▶ Recorded data

------

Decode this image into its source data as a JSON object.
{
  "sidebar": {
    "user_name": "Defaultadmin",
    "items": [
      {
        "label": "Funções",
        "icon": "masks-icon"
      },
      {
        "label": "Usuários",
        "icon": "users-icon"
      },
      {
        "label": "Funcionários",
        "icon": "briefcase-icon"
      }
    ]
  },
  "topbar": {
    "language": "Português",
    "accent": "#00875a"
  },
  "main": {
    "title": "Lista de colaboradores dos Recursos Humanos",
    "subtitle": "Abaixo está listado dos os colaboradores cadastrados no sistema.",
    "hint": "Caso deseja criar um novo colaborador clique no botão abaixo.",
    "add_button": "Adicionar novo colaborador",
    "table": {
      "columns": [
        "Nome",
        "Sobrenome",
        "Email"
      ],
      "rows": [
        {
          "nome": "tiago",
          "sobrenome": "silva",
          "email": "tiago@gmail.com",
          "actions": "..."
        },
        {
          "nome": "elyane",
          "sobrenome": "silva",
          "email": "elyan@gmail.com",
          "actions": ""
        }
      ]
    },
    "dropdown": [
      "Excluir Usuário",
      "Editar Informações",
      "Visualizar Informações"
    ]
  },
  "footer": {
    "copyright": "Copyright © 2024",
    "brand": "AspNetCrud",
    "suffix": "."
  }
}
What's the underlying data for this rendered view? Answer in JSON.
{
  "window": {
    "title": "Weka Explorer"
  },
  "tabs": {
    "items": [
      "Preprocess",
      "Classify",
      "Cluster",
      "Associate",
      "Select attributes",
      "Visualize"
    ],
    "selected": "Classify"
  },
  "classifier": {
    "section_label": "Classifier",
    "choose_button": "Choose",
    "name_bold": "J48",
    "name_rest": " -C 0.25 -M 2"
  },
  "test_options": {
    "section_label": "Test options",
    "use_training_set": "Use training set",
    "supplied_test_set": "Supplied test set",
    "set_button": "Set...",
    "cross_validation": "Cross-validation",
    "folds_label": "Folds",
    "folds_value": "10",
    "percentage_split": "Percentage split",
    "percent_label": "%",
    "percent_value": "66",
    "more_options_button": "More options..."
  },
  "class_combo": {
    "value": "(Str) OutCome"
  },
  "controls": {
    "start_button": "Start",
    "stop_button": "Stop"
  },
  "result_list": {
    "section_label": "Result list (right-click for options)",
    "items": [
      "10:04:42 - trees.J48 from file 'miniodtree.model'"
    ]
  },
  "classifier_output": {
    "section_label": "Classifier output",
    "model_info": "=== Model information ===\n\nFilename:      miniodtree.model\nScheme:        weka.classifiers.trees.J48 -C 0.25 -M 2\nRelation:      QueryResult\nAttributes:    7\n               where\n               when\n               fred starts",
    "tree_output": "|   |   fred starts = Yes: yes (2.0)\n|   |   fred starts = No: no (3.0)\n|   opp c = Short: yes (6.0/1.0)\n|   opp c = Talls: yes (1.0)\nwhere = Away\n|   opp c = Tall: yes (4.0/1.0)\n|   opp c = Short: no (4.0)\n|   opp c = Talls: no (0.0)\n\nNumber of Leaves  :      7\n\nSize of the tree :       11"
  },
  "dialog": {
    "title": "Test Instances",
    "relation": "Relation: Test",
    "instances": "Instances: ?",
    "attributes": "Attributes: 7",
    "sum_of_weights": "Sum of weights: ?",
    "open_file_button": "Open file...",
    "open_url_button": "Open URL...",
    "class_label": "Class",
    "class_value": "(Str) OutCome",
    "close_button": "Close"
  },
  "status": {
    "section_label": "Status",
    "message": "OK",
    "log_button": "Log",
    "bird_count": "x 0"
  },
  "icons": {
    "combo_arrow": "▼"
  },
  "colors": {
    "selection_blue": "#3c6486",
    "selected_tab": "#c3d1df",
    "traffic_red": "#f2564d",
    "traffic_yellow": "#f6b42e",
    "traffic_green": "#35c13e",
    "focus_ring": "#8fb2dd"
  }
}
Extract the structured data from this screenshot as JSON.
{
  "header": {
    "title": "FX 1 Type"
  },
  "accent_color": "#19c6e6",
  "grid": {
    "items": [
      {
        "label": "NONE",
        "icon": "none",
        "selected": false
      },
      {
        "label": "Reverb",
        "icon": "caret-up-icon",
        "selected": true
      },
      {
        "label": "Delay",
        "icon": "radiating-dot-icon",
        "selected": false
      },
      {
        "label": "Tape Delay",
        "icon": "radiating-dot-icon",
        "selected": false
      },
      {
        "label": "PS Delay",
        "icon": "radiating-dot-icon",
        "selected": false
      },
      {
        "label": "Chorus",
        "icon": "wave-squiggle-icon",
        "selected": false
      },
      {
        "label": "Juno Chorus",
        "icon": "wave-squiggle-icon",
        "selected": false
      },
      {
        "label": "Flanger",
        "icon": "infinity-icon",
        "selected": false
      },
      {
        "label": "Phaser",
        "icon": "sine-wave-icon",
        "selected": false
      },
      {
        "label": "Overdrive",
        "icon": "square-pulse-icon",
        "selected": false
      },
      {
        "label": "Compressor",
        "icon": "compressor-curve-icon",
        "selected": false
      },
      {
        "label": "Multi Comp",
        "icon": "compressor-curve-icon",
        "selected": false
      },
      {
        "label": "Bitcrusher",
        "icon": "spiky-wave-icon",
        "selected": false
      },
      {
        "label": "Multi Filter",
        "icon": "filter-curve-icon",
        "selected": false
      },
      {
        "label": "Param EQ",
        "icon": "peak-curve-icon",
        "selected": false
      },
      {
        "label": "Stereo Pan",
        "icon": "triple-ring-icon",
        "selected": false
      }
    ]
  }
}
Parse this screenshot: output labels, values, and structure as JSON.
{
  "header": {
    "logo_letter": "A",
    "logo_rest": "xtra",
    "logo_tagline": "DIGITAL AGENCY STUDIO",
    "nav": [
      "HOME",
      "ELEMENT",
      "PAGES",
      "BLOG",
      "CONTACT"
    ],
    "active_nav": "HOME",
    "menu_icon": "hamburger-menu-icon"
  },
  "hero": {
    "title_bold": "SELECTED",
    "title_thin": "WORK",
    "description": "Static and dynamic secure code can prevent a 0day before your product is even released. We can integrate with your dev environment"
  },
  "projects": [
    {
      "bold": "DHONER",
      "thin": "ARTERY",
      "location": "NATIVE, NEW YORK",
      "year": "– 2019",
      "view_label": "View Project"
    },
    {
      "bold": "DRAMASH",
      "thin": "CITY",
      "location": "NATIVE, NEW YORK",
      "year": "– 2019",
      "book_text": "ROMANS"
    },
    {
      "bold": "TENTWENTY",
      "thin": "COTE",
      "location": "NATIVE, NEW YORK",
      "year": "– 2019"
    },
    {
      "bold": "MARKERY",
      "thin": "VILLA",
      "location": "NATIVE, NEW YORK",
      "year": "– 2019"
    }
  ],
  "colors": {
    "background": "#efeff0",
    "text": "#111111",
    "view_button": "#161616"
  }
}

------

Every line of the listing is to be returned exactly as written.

Decode this image into its source data as a JSON object.
{
  "sidebar": {
    "user_name": "Defaultadmin",
    "items": [
      {
        "label": "Funções",
        "icon": "masks-icon"
      },
      {
        "label": "Usuários",
        "icon": "users-icon"
      },
      {
        "label": "Funcionários",
        "icon": "briefcase-icon"
      }
    ]
  },
  "topbar": {
    "language": "Português",
    "accent": "#00875a"
  },
  "main": {
    "title": "Lista de colaboradores dos Recursos Humanos",
    "subtitle": "Abaixo está listado dos os colaboradores cadastrados no sistema.",
    "hint": "Caso deseja criar um novo colaborador clique no botão abaixo.",
    "add_button": "Adicionar novo colaborador",
    "table": {
      "columns": [
        "Nome",
        "Sobrenome",
        "Email"
      ],
      "rows": [
        {
          "nome": "tiago",
          "sobrenome": "silva",
          "email": "tiago@gmail.com",
          "actions": "..."
        },
        {
          "nome": "elyane",
          "sobrenome": "silva",
          "email": "elyan@gmail.com",
          "actions": ""
        }
      ]
    },
    "dropdown": [
      "Excluir Usuário",
      "Editar Informações",
      "Visualizar Informações"
    ]
  },
  "footer": {
    "copyright": "Copyright © 2024",
    "brand": "AspNetCrud",
    "suffix": "."
  }
}
What's the underlying data for this rendered view? Answer in JSON.
{
  "window": {
    "title": "Weka Explorer"
  },
  "tabs": {
    "items": [
      "Preprocess",
      "Classify",
      "Cluster",
      "Associate",
      "Select attributes",
      "Visualize"
    ],
    "selected": "Classify"
  },
  "classifier": {
    "section_label": "Classifier",
    "choose_button": "Choose",
    "name_bold": "J48",
    "name_rest": " -C 0.25 -M 2"
  },
  "test_options": {
    "section_label": "Test options",
    "use_training_set": "Use training set",
    "supplied_test_set": "Supplied test set",
    "set_button": "Set...",
    "cross_validation": "Cross-validation",
    "folds_label": "Folds",
    "folds_value": "10",
    "percentage_split": "Percentage split",
    "percent_label": "%",
    "percent_value": "66",
    "more_options_button": "More options..."
  },
  "class_combo": {
    "value": "(Str) OutCome"
  },
  "controls": {
    "start_button": "Start",
    "stop_button": "Stop"
  },
  "result_list": {
    "section_label": "Result list (right-click for options)",
    "items": [
      "10:04:42 - trees.J48 from file 'miniodtree.model'"
    ]
  },
  "classifier_output": {
    "section_label": "Classifier output",
    "model_info": "=== Model information ===\n\nFilename:      miniodtree.model\nScheme:        weka.classifiers.trees.J48 -C 0.25 -M 2\nRelation:      QueryResult\nAttributes:    7\n               where\n               when\n               fred starts",
    "tree_output": "|   |   fred starts = Yes: yes (2.0)\n|   |   fred starts = No: no (3.0)\n|   opp c = Short: yes (6.0/1.0)\n|   opp c = Talls: yes (1.0)\nwhere = Away\n|   opp c = Tall: yes (4.0/1.0)\n|   opp c = Short: no (4.0)\n|   opp c = Talls: no (0.0)\n\nNumber of Leaves  :      7\n\nSize of the tree :       11"
  },
  "dialog": {
    "title": "Test Instances",
    "relation": "Relation: Test",
    "instances": "Instances: ?",
    "attributes": "Attributes: 7",
    "sum_of_weights": "Sum of weights: ?",
    "open_file_button": "Open file...",
    "open_url_button": "Open URL...",
    "class_label": "Class",
    "class_value": "(Str) OutCome",
    "close_button": "Close"
  },
  "status": {
    "section_label": "Status",
    "message": "OK",
    "log_button": "Log",
    "bird_count": "x 0"
  },
  "icons": {
    "combo_arrow": "▼"
  },
  "colors": {
    "selection_blue": "#3c6486",
    "selected_tab": "#c3d1df",
    "traffic_red": "#f2564d",
    "traffic_yellow": "#f6b42e",
    "traffic_green": "#35c13e",
    "focus_ring": "#8fb2dd"
  }
}
Extract the structured data from this screenshot as JSON.
{
  "header": {
    "title": "FX 1 Type"
  },
  "accent_color": "#19c6e6",
  "grid": {
    "items": [
      {
        "label": "NONE",
        "icon": "none",
        "selected": false
      },
      {
        "label": "Reverb",
        "icon": "caret-up-icon",
        "selected": true
      },
      {
        "label": "Delay",
        "icon": "radiating-dot-icon",
        "selected": false
      },
      {
        "label": "Tape Delay",
        "icon": "radiating-dot-icon",
        "selected": false
      },
      {
        "label": "PS Delay",
        "icon": "radiating-dot-icon",
        "selected": false
      },
      {
        "label": "Chorus",
        "icon": "wave-squiggle-icon",
        "selected": false
      },
      {
        "label": "Juno Chorus",
        "icon": "wave-squiggle-icon",
        "selected": false
      },
      {
        "label": "Flanger",
        "icon": "infinity-icon",
        "selected": false
      },
      {
        "label": "Phaser",
        "icon": "sine-wave-icon",
        "selected": false
      },
      {
        "label": "Overdrive",
        "icon": "square-pulse-icon",
        "selected": false
      },
      {
        "label": "Compressor",
        "icon": "compressor-curve-icon",
        "selected": false
      },
      {
        "label": "Multi Comp",
        "icon": "compressor-curve-icon",
        "selected": false
      },
      {
        "label": "Bitcrusher",
        "icon": "spiky-wave-icon",
        "selected": false
      },
      {
        "label": "Multi Filter",
        "icon": "filter-curve-icon",
        "selected": false
      },
      {
        "label": "Param EQ",
        "icon": "peak-curve-icon",
        "selected": false
      },
      {
        "label": "Stereo Pan",
        "icon": "triple-ring-icon",
        "selected": false
      }
    ]
  }
}
Parse this screenshot: output labels, values, and structure as JSON.
{
  "header": {
    "logo_letter": "A",
    "logo_rest": "xtra",
    "logo_tagline": "DIGITAL AGENCY STUDIO",
    "nav": [
      "HOME",
      "ELEMENT",
      "PAGES",
      "BLOG",
      "CONTACT"
    ],
    "active_nav": "HOME",
    "menu_icon": "hamburger-menu-icon"
  },
  "hero": {
    "title_bold": "SELECTED",
    "title_thin": "WORK",
    "description": "Static and dynamic secure code can prevent a 0day before your product is even released. We can integrate with your dev environment"
  },
  "projects": [
    {
      "bold": "DHONER",
      "thin": "ARTERY",
      "location": "NATIVE, NEW YORK",
      "year": "– 2019",
      "view_label": "View Project"
    },
    {
      "bold": "DRAMASH",
      "thin": "CITY",
      "location": "NATIVE, NEW YORK",
      "year": "– 2019",
      "book_text": "ROMANS"
    },
    {
      "bold": "TENTWENTY",
      "thin": "COTE",
      "location": "NATIVE, NEW YORK",
      "year": "– 2019"
    },
    {
      "bold": "MARKERY",
      "thin": "VILLA",
      "location": "NATIVE, NEW YORK",
      "year": "– 2019"
    }
  ],
  "colors": {
    "background": "#efeff0",
    "text": "#111111",
    "view_button": "#161616"
  }
}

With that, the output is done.